IBD is a risk factor for colorectal cancer (CRC) development and studies in colitis-associated CRC have delineated pathways through which inflammation promotes tumour development in the intestine. Intriguingly, similar pathways are operative in sporadic CRC and promote tumorigenesis in the absence of overt clinical inflammation. Here, we have investigated the cross-talk between myeloid tumour-infiltrating cells, intestinal epithelial cells and cytotoxic T cells in CRC development, with particular emphasis on the role of calcineurin, a phosphatase with critical roles in immunity and inflammation.
Intestinal tumour development was analysed in ApcMin/+ mice with or without myeloid-specific deletion of calcineurin or the calcineurin-dependent transcription factors nuclear factor of activated T cells (NFAT).

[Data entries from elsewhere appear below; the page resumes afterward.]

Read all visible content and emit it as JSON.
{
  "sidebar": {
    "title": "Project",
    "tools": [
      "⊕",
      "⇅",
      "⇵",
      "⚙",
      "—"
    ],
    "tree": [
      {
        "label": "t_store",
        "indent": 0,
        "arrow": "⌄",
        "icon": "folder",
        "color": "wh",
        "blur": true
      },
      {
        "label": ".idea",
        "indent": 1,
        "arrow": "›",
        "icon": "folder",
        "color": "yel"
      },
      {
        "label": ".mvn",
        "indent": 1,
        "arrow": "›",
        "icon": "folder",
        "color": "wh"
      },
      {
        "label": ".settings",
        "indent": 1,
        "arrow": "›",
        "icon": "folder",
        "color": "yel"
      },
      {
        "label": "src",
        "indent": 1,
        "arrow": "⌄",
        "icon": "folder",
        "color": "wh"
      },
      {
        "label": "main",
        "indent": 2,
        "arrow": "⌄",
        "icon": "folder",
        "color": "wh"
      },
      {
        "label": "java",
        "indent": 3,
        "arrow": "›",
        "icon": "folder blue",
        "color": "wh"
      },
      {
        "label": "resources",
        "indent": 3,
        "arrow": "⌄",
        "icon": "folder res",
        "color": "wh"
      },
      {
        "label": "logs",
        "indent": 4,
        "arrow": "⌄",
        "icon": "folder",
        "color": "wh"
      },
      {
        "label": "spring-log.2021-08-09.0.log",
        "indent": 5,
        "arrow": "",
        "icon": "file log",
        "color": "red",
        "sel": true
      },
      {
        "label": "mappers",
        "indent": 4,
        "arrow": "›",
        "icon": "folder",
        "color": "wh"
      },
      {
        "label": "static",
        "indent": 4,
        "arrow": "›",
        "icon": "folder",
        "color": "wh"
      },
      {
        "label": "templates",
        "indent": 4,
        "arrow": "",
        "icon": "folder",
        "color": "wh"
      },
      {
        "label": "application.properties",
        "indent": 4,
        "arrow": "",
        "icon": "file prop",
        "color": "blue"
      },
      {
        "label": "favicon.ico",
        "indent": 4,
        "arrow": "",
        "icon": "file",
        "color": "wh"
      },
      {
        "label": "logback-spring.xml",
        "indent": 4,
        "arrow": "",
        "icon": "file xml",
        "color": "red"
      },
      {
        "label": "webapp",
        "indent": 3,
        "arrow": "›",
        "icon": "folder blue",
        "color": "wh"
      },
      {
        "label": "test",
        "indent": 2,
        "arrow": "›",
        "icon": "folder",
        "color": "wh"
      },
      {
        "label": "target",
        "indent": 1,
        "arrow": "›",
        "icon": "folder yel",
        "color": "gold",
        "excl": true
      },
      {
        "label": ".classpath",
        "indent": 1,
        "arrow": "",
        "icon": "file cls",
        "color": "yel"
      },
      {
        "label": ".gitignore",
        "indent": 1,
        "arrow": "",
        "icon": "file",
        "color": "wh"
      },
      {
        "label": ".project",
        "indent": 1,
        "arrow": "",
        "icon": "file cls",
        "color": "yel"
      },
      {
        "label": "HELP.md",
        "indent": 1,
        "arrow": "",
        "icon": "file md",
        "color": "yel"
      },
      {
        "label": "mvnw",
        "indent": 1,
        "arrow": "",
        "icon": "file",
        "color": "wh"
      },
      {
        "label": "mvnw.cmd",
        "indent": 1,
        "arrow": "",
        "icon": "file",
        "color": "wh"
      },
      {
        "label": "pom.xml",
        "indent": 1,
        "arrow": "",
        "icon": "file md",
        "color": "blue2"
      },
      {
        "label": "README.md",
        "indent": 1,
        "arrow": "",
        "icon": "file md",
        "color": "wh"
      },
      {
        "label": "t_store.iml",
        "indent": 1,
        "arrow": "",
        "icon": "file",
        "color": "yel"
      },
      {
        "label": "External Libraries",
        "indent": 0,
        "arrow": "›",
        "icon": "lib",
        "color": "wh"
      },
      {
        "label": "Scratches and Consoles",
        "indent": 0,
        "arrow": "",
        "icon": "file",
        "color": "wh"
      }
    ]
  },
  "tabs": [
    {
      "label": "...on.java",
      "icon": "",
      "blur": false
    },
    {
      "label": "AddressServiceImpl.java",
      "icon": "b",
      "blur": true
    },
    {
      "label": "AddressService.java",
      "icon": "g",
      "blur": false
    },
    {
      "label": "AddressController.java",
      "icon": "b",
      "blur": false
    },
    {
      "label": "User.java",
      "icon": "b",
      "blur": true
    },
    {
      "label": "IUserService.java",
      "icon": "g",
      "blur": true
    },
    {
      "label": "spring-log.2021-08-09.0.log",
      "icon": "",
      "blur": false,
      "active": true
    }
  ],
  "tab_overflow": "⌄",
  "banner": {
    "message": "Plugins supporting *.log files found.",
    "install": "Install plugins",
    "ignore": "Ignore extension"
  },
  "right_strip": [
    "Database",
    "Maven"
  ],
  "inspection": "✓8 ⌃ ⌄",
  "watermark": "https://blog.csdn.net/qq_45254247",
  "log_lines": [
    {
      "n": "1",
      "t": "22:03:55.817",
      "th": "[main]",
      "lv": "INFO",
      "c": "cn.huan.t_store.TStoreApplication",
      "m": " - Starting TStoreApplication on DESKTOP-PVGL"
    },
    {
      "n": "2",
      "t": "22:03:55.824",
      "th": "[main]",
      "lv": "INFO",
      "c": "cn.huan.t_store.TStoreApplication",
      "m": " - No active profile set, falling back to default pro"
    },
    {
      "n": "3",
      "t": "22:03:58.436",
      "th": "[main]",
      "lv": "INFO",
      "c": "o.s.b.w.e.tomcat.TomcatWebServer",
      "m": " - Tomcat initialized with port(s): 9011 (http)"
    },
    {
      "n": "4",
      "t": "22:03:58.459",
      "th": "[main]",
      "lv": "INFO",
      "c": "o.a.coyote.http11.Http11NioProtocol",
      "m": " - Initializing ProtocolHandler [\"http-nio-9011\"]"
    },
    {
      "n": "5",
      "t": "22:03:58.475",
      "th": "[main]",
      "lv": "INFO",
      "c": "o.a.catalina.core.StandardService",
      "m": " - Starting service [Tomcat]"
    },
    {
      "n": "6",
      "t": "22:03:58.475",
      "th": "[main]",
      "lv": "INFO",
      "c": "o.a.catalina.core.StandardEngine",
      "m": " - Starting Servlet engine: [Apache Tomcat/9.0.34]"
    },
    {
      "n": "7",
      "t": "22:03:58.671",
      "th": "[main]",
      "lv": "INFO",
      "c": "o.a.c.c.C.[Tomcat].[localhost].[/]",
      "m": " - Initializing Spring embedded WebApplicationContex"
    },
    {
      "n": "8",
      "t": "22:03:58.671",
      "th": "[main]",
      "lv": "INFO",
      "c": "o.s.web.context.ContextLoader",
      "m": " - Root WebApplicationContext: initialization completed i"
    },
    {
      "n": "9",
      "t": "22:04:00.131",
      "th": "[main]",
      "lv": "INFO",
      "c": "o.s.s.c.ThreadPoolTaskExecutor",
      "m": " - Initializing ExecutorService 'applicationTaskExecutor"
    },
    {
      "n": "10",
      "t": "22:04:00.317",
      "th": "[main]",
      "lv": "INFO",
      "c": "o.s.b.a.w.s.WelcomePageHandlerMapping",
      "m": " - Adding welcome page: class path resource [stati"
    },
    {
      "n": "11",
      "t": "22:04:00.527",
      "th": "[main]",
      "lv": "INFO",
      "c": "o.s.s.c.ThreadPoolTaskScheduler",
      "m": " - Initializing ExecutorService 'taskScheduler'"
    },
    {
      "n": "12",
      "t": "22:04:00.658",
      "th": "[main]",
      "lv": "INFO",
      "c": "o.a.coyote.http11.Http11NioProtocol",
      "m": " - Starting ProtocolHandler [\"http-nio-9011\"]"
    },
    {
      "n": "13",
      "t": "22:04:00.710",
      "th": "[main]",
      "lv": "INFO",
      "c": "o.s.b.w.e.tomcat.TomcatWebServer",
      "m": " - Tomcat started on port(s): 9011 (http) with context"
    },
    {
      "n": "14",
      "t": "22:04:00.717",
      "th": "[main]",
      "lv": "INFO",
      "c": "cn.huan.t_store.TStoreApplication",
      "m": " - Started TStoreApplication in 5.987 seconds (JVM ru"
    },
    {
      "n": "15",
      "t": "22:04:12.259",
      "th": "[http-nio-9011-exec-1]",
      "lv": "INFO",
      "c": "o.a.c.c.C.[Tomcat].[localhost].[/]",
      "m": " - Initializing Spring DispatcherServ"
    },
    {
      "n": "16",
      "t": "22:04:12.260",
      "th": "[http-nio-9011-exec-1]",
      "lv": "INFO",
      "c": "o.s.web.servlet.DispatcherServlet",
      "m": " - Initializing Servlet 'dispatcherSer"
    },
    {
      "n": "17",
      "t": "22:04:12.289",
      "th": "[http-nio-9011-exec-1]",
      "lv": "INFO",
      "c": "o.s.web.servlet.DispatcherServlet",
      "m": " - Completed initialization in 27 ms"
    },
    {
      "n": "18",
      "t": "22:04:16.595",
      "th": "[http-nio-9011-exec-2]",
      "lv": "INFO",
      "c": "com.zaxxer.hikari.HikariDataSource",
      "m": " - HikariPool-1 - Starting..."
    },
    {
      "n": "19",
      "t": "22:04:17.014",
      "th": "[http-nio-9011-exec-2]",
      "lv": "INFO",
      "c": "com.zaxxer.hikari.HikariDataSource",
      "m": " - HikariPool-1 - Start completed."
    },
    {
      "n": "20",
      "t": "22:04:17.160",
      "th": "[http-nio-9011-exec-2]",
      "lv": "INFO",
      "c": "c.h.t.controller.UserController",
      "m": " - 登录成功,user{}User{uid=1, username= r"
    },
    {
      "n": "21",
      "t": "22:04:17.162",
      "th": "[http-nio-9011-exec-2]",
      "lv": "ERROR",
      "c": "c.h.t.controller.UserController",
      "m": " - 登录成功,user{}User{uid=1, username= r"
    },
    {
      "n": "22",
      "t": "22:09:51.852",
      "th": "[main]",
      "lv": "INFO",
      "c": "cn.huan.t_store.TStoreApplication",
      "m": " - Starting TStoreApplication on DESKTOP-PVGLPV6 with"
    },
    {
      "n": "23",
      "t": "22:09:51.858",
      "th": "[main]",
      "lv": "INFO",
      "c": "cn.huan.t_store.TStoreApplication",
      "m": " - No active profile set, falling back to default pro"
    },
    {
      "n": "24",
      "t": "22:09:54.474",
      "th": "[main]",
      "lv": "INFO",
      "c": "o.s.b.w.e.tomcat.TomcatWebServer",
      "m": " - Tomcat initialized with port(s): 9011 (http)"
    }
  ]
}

Studies of ApcMin/+ mice revealed barrier dysfunction at sites of intestinal adenomas, which was associated with tumour infiltration by the commensal microbiota and microbiota-dependent activation of calcineurin and NFAT in myeloid tumour-infiltrating cells. Myeloid-specific deletion of calcineurin protected mice from tumour development as a consequence of reduced NFAT-dependent transcription of IL-6 and reduced IL-6-dependent activation of STAT3 in epithelial tumour cells. Intriguingly, however, protective effects of impaired STAT3 activation were not epithelial-cell-intrinsic. Instead, we could demonstrate that STAT3 promotes the transcription and epithelial expression of B7-H3 and B7-H4, two co-inhibitory proteins of the B7 family, which inhibit cytotoxic T-cell responses against the tumour. Accordingly, both antibody-mediated inhibition as well as epithelial deletion of B7-H3 and B7-H4 led to increased infiltration of tumours by activated CD8+ T cells and T-cell-mediated protection from tumour development.
Our studies reveal a novel pathway of calcineurin-dependent cross-talk between epithelial, myeloid, and lymphoid cells, which promotes tumour development through inhibition of cytotoxic T-cell responses and highlights novel, promising targets for checkpoint inhibition in CRC.